“There’s not always enough money to go around for everything,” Taylor acknowledged, emphasizing that the charity work handymen kicked off Tuesday was a major help.

In 2009, Congress designated Sept. 11 the National Day of Service and Remembrance to encourage volunteerism on the anniversary of 9/11. Jeremiah Preece, owner of Mr. Handyman of Northern Chicago, and other Mr. Handyman franchises across the country are answering that call with good deeds this week.

Preece, an Oak Park resident, and about four of his employees were at Leland House Tuesday to start an expected 32 hours of repair and maintenance work. Their work targeted three apartments singled out by city inspectors for code violations and included installing new cabinets, replacing floor tiles, patching walls and other kitchen work.

Preece is a former minister who had been bringing groups of volunteers to help fix the building for several years before buying a Mr. Handyman franchise last year.
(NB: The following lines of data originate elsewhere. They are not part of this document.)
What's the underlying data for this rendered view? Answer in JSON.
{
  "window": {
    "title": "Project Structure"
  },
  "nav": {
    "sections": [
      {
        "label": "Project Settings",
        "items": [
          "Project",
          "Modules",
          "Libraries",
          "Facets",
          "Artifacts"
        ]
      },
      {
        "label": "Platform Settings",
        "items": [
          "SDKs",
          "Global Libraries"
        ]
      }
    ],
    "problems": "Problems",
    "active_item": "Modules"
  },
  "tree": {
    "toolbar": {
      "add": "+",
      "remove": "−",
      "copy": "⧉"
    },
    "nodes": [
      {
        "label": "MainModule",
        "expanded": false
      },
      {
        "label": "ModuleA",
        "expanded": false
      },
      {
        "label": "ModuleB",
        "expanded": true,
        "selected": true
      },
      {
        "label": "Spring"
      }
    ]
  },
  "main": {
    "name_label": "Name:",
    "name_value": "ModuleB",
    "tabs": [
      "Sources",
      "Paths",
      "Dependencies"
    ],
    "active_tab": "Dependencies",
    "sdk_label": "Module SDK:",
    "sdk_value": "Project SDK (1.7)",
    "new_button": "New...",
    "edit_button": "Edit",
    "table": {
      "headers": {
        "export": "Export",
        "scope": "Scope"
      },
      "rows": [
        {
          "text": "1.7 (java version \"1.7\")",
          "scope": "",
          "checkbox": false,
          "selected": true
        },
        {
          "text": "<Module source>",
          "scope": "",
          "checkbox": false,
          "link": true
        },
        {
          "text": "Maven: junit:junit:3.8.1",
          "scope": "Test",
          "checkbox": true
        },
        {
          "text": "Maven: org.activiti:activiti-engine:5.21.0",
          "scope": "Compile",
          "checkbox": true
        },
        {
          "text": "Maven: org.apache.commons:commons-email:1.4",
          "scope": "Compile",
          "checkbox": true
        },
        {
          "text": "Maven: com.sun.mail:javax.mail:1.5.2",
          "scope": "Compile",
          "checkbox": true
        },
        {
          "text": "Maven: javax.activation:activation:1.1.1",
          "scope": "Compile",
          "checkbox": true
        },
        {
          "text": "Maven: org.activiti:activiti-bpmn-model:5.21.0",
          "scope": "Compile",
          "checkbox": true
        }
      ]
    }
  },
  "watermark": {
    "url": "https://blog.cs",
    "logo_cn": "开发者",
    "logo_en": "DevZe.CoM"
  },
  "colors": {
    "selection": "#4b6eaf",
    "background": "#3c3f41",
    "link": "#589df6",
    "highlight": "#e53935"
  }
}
He said his personal philosophy about charity, “is that it’s a natural cure to being down about life.”

“It feels really good inside to help people out,” said Preece, who estimated the work would cost him more than $5,500 in materials and labor but would help Leland House avert city fines.

Shamika Johnson, 27, said her kitchen needed some work.

And that was an understatement from the soft-spoken mother of two who has lived at Leland House for four years.

"The sink was kind of falling apart," said Johnson, who has a 3-year-old son and 6-year-old daughter.

She lived in a homeless shelter for a year before coming to Leland House after financial difficulties and a falling-out with a roommate left her homeless.

Johnson was excited Tuesday about the spiffed-up kitchen, which included a new sink, counters and cabinets and a retiled floor. She was also grateful.

Johnson's kitchen cabinets had been in at least 15 years, there was water damage from a leaky a sink and because “it’s an older building,” the kitchen floor wasn’t level, according to James Cleary, one of the workers in her apartment Tuesday afternoon.

He said that if they had tried to take shortcuts, they could have done the equivalent of a “$400 job" instead of more comprehensive repairs.

“We could have just repaired the faucet, resealed the sink just to contain the water and left everything else alone,” said a smiling Cleary, who also has a background in fundraising for nonprofit organizations. He said he enjoyed the act of charity.

His boss, Preece, said he admires the work by Leland House staff to "take people in who come out of a bad situation."

“They’re problem-solving all day long," Preece said. "It’s easier to fix a house than to fix someone’s condition."